So the unfortunate situation arises as follows:

  • Under section 66S of the Act, there are cooling-off rights for contracts for the sale of residential property unless an exception under section 66T applies;
  • Section 66T says that there is no cooling-off period if the contract is made in consequence of the exercise of an ‘option to purchase’ property;
  • The Court in Gavancorp characterised a put option as not an “option to purchase”; and
  • Therefore the exemption does not arise and the purchaser has “cooling off rights” under section 66S.

To rub salt in the wound, in addition to the Purchaser being able to exercise the cooling off rights to withdraw from the contract (arising from the put), the purchaser was entitled to a refund of the deposit paid

The Supreme Court decision in Gavancorp has cast some uncertainty as to contracts arising from put options. 

Thankfully, the proposed Conveyancing (Sale of Land) Regulation 2022 which will replace the Conveyancing (Sale of Land) Regulation 2017 when it ends on 1 September 2022 is seeking to address this uncertainty.

Section 17 of the proposed Regulation addresses this issue by confirming that a contract arising from an option to compel a purchase is not subject to the cooling off period in s66S of the Act, extending the exemption provided in s66T. 

Morabito Legal is currently submitting our support for this amendment with the Office of the Registrar General and we will advise you of the amended regulation in due course.

In the interim, we suggest that all put options for residential land have the holder of the put option provide a signed s66W certificate on exchange.

For any further information regarding this article please call Dominic or Paul on 02 9261 0222 or email or


Self Managed Super Funds and Binding Death Nominations

Many Australians have their own self managed superannuation funds (SMSF). What happens to those SMSF on the death of a member?

Most of us would assume that a member’s interest in a superannuation fund automatically forms part of their estate.

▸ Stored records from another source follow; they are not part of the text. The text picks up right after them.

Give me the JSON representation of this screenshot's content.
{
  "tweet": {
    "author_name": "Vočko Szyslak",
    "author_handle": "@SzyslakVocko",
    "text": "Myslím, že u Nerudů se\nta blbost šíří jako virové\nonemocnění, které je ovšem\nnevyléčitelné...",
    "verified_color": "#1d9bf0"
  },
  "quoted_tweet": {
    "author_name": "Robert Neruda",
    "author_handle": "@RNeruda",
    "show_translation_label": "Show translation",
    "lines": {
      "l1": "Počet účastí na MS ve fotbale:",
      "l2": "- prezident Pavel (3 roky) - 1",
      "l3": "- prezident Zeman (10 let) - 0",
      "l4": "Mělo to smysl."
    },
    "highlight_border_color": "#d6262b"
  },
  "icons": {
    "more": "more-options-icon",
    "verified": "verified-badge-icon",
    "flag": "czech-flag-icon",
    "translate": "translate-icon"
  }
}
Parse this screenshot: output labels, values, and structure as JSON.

This is not always the case.  A member has the power (subject to the governing rules of the superannuation fund) to provide the trustee of the fund with a nomination as to the payment of death benefits from the superannuation fund.  This is known as a Binding Death Benefit Nomination (BDBN). 

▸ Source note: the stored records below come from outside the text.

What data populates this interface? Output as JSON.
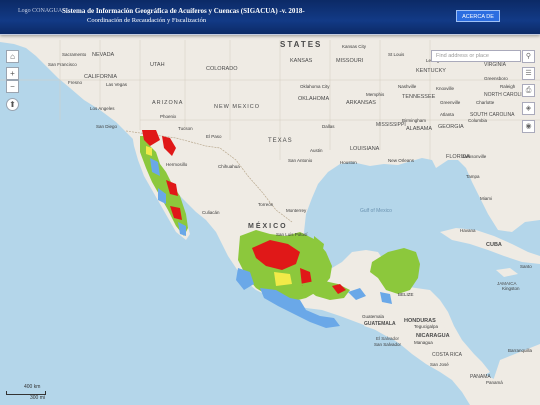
{
  "header": {
    "logo_alt": "Logo CONAGUA",
    "title": "Sistema de Información Geográfica de Acuíferos y Cuencas (SIGACUA) -v. 2018-",
    "subtitle": "Coordinación de Recaudación y Fiscalización",
    "about_button": "ACERCA DE"
  },
  "map_controls": {
    "home_icon": "home-icon",
    "zoom_in": "+",
    "zoom_out": "−",
    "locate_icon": "compass-icon"
  },
  "search": {
    "placeholder": "Find address or place"
  },
  "right_tools": [
    "search-icon",
    "basemap-icon",
    "print-icon",
    "layers-icon",
    "legend-icon"
  ],
  "scale": {
    "metric": "400 km",
    "imperial": "300 mi"
  },
  "place_labels": {
    "states": "STATES",
    "mexico": "MÉXICO",
    "gulf": "Gulf of Mexico",
    "cuba": "CUBA",
    "jamaica": "JAMAICA",
    "honduras": "HONDURAS",
    "nicaragua": "NICARAGUA",
    "guatemala": "GUATEMALA",
    "el_salvador": "El Salvador",
    "costa_rica": "COSTA RICA",
    "panama": "PANAMA",
    "texas": "TEXAS",
    "arizona": "ARIZONA",
    "new_mexico": "NEW MEXICO",
    "oklahoma": "OKLAHOMA",
    "arkansas": "ARKANSAS",
    "louisiana": "LOUISIANA",
    "mississippi": "MISSISSIPPI",
    "alabama": "ALABAMA",
    "georgia": "GEORGIA",
    "florida": "FLORIDA",
    "tennessee": "TENNESSEE",
    "kentucky": "KENTUCKY",
    "missouri": "MISSOURI",
    "kansas": "KANSAS",
    "colorado": "COLORADO",
    "utah": "UTAH",
    "nevada": "NEVADA",
    "california": "CALIFORNIA",
    "south_carolina": "SOUTH CAROLINA",
    "north_carolina": "NORTH CAROLINA",
    "virginia": "VIRGINIA",
    "cities": {
      "sacramento": "Sacramento",
      "san_francisco": "San Francisco",
      "fresno": "Fresno",
      "las_vegas": "Las Vegas",
      "los_angeles": "Los Angeles",
      "san_diego": "San Diego",
      "phoenix": "Phoenix",
      "tucson": "Tucson",
      "el_paso": "El Paso",
      "chihuahua": "Chihuahua",
      "hermosillo": "Hermosillo",
      "culiacan": "Culiacán",
      "monterrey": "Monterrey",
      "torreon": "Torreón",
      "san_luis": "San Luis Potosí",
      "dallas": "Dallas",
      "austin": "Austin",
      "san_antonio": "San Antonio",
      "houston": "Houston",
      "new_orleans": "New Orleans",
      "memphis": "Memphis",
      "nashville": "Nashville",
      "atlanta": "Atlanta",
      "birmingham": "Birmingham",
      "oklahoma_city": "Oklahoma City",
      "kansas_city": "Kansas City",
      "st_louis": "St Louis",
      "jacksonville": "Jacksonville",
      "tampa": "Tampa",
      "miami": "Miami",
      "havana": "Havana",
      "charlotte": "Charlotte",
      "raleigh": "Raleigh",
      "greensboro": "Greensboro",
      "lexington": "Lexington",
      "knoxville": "Knoxville",
      "greenville": "Greenville",
      "columbia": "Columbia",
      "guatemala_city": "Guatemala",
      "tegucigalpa": "Tegucigalpa",
      "managua": "Managua",
      "san_jose": "San José",
      "panama_city": "Panamá",
      "kingston": "Kingston",
      "belize": "BELIZE",
      "san_salvador": "San Salvador",
      "barranquilla": "Barranquilla",
      "santo_domingo": "Santo"
    }
  },
  "colors": {
    "land": "#efebe4",
    "water": "#b4d6ea",
    "aquifer_green": "#8cc83c",
    "aquifer_red": "#e01818",
    "aquifer_blue": "#6aa8e8",
    "aquifer_yellow": "#f2ea48",
    "header_bg": "#0c2a66"
  }
}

The main advantage of using a BDBN is that death benefits can be directed to a particular beneficiary (usually to a dependant spouse) so that the payment is tax free.

Normally, to be effective, a BDBN needs to comply with some technical requirements. Section 59(1A) of the Superannuation Industry (Supervision) Act 1993 (SIS Act) requires compliance with regulation 6.17A of the Superannuation Industry (Supervision) Regulations 1994 (SIS Regulations). The regulation says that a BDBN must:

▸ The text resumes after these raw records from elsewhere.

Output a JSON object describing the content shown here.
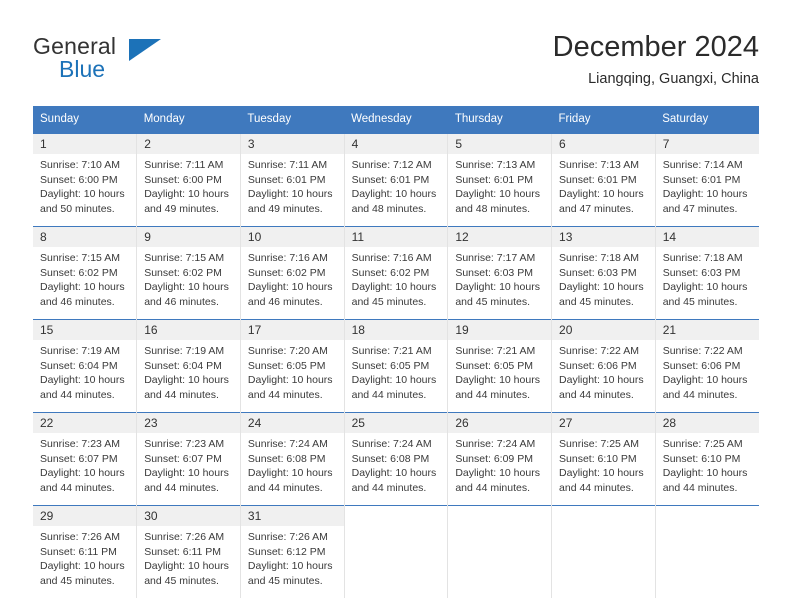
{
  "brand": {
    "name_top": "General",
    "name_bottom": "Blue",
    "triangle_icon": "triangle-icon",
    "accent_color": "#1c72b8"
  },
  "header": {
    "title": "December 2024",
    "subtitle": "Liangqing, Guangxi, China"
  },
  "calendar": {
    "header_bg": "#3f79be",
    "daynum_bg": "#f0f0f0",
    "weekdays": [
      "Sunday",
      "Monday",
      "Tuesday",
      "Wednesday",
      "Thursday",
      "Friday",
      "Saturday"
    ],
    "weeks": [
      [
        {
          "day": "1",
          "sunrise": "Sunrise: 7:10 AM",
          "sunset": "Sunset: 6:00 PM",
          "daylight1": "Daylight: 10 hours",
          "daylight2": "and 50 minutes."
        },
        {
          "day": "2",
          "sunrise": "Sunrise: 7:11 AM",
          "sunset": "Sunset: 6:00 PM",
          "daylight1": "Daylight: 10 hours",
          "daylight2": "and 49 minutes."
        },
        {
          "day": "3",
          "sunrise": "Sunrise: 7:11 AM",
          "sunset": "Sunset: 6:01 PM",
          "daylight1": "Daylight: 10 hours",
          "daylight2": "and 49 minutes."
        },
        {
          "day": "4",
          "sunrise": "Sunrise: 7:12 AM",
          "sunset": "Sunset: 6:01 PM",
          "daylight1": "Daylight: 10 hours",
          "daylight2": "and 48 minutes."
        },
        {
          "day": "5",
          "sunrise": "Sunrise: 7:13 AM",
          "sunset": "Sunset: 6:01 PM",
          "daylight1": "Daylight: 10 hours",
          "daylight2": "and 48 minutes."
        },
        {
          "day": "6",
          "sunrise": "Sunrise: 7:13 AM",
          "sunset": "Sunset: 6:01 PM",
          "daylight1": "Daylight: 10 hours",
          "daylight2": "and 47 minutes."
        },
        {
          "day": "7",
          "sunrise": "Sunrise: 7:14 AM",
          "sunset": "Sunset: 6:01 PM",
          "daylight1": "Daylight: 10 hours",
          "daylight2": "and 47 minutes."
        }
      ],
      [
        {
          "day": "8",
          "sunrise": "Sunrise: 7:15 AM",
          "sunset": "Sunset: 6:02 PM",
          "daylight1": "Daylight: 10 hours",
          "daylight2": "and 46 minutes."
        },
        {
          "day": "9",
          "sunrise": "Sunrise: 7:15 AM",
          "sunset": "Sunset: 6:02 PM",
          "daylight1": "Daylight: 10 hours",
          "daylight2": "and 46 minutes."
        },
        {
          "day": "10",
          "sunrise": "Sunrise: 7:16 AM",
          "sunset": "Sunset: 6:02 PM",
          "daylight1": "Daylight: 10 hours",
          "daylight2": "and 46 minutes."
        },
        {
          "day": "11",
          "sunrise": "Sunrise: 7:16 AM",
          "sunset": "Sunset: 6:02 PM",
          "daylight1": "Daylight: 10 hours",
          "daylight2": "and 45 minutes."
        },
        {
          "day": "12",
          "sunrise": "Sunrise: 7:17 AM",
          "sunset": "Sunset: 6:03 PM",
          "daylight1": "Daylight: 10 hours",
          "daylight2": "and 45 minutes."
        },
        {
          "day": "13",
          "sunrise": "Sunrise: 7:18 AM",
          "sunset": "Sunset: 6:03 PM",
          "daylight1": "Daylight: 10 hours",
          "daylight2": "and 45 minutes."
        },
        {
          "day": "14",
          "sunrise": "Sunrise: 7:18 AM",
          "sunset": "Sunset: 6:03 PM",
          "daylight1": "Daylight: 10 hours",
          "daylight2": "and 45 minutes."
        }
      ],
      [
        {
          "day": "15",
          "sunrise": "Sunrise: 7:19 AM",
          "sunset": "Sunset: 6:04 PM",
          "daylight1": "Daylight: 10 hours",
          "daylight2": "and 44 minutes."
        },
        {
          "day": "16",
          "sunrise": "Sunrise: 7:19 AM",
          "sunset": "Sunset: 6:04 PM",
          "daylight1": "Daylight: 10 hours",
          "daylight2": "and 44 minutes."
        },
        {
          "day": "17",
          "sunrise": "Sunrise: 7:20 AM",
          "sunset": "Sunset: 6:05 PM",
          "daylight1": "Daylight: 10 hours",
          "daylight2": "and 44 minutes."
        },
        {
          "day": "18",
          "sunrise": "Sunrise: 7:21 AM",
          "sunset": "Sunset: 6:05 PM",
          "daylight1": "Daylight: 10 hours",
          "daylight2": "and 44 minutes."
        },
        {
          "day": "19",
          "sunrise": "Sunrise: 7:21 AM",
          "sunset": "Sunset: 6:05 PM",
          "daylight1": "Daylight: 10 hours",
          "daylight2": "and 44 minutes."
        },
        {
          "day": "20",
          "sunrise": "Sunrise: 7:22 AM",
          "sunset": "Sunset: 6:06 PM",
          "daylight1": "Daylight: 10 hours",
          "daylight2": "and 44 minutes."
        },
        {
          "day": "21",
          "sunrise": "Sunrise: 7:22 AM",
          "sunset": "Sunset: 6:06 PM",
          "daylight1": "Daylight: 10 hours",
          "daylight2": "and 44 minutes."
        }
      ],
      [
        {
          "day": "22",
          "sunrise": "Sunrise: 7:23 AM",
          "sunset": "Sunset: 6:07 PM",
          "daylight1": "Daylight: 10 hours",
          "daylight2": "and 44 minutes."
        },
        {
          "day": "23",
          "sunrise": "Sunrise: 7:23 AM",
          "sunset": "Sunset: 6:07 PM",
          "daylight1": "Daylight: 10 hours",
          "daylight2": "and 44 minutes."
        },
        {
          "day": "24",
          "sunrise": "Sunrise: 7:24 AM",
          "sunset": "Sunset: 6:08 PM",
          "daylight1": "Daylight: 10 hours",
          "daylight2": "and 44 minutes."
        },
        {
          "day": "25",
          "sunrise": "Sunrise: 7:24 AM",
          "sunset": "Sunset: 6:08 PM",
          "daylight1": "Daylight: 10 hours",
          "daylight2": "and 44 minutes."
        },
        {
          "day": "26",
          "sunrise": "Sunrise: 7:24 AM",
          "sunset": "Sunset: 6:09 PM",
          "daylight1": "Daylight: 10 hours",
          "daylight2": "and 44 minutes."
        },
        {
          "day": "27",
          "sunrise": "Sunrise: 7:25 AM",
          "sunset": "Sunset: 6:10 PM",
          "daylight1": "Daylight: 10 hours",
          "daylight2": "and 44 minutes."
        },
        {
          "day": "28",
          "sunrise": "Sunrise: 7:25 AM",
          "sunset": "Sunset: 6:10 PM",
          "daylight1": "Daylight: 10 hours",
          "daylight2": "and 44 minutes."
        }
      ],
      [
        {
          "day": "29",
          "sunrise": "Sunrise: 7:26 AM",
          "sunset": "Sunset: 6:11 PM",
          "daylight1": "Daylight: 10 hours",
          "daylight2": "and 45 minutes."
        },
        {
          "day": "30",
          "sunrise": "Sunrise: 7:26 AM",
          "sunset": "Sunset: 6:11 PM",
          "daylight1": "Daylight: 10 hours",
          "daylight2": "and 45 minutes."
        },
        {
          "day": "31",
          "sunrise": "Sunrise: 7:26 AM",
          "sunset": "Sunset: 6:12 PM",
          "daylight1": "Daylight: 10 hours",
          "daylight2": "and 45 minutes."
        },
        {
          "day": "",
          "sunrise": "",
          "sunset": "",
          "daylight1": "",
          "daylight2": ""
        },
        {
          "day": "",
          "sunrise": "",
          "sunset": "",
          "daylight1": "",
          "daylight2": ""
        },
        {
          "day": "",
          "sunrise": "",
          "sunset": "",
          "daylight1": "",
          "daylight2": ""
        },
        {
          "day": "",
          "sunrise": "",
          "sunset": "",
          "daylight1": "",
          "daylight2": ""
        }
      ]
    ]
  }
}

  • be signed and dated by the member;
  • be witnessed by two individuals over the age of 18 not mentioned in the BDBN;
  • only nominate beneficiaries who are either dependants or the legal personal representative of the member; and
  • be renewed every 3 years.

On 15 June 2022 the High Court handed down its decision in the Hill v Zuda Pty Ltd as trustee for the Holly Superannuation Fund case. The Full Bench of the High Court unanimously held that 6.17A of the SIS Regulations does not apply to SMSF BDBNs.  This view is consistent with the view of the NSW Supreme Court and the ATO

In practical terms, this means:

  • that members of an SMSF do not need to renew their BDBN every three years; and
  • that the various formal execution requirements (where you would sign the BDBN before 2 witnessed just like a Will) do not apply to SMSF BDBNs.

Though it may seem a great relief that SMSF BDBNs are not required to be remade or reconfirmed every three years – we would still recommend that you periodically review your BDBN (just like your Will) especially if significant events have occurred in your life such as divorce or your spouse’s death.

For any further information regarding this article please call Dominic or Paul on 02 9261 0222 or email or

1 – See Self Managed Superannuation Funds Determination 2008/3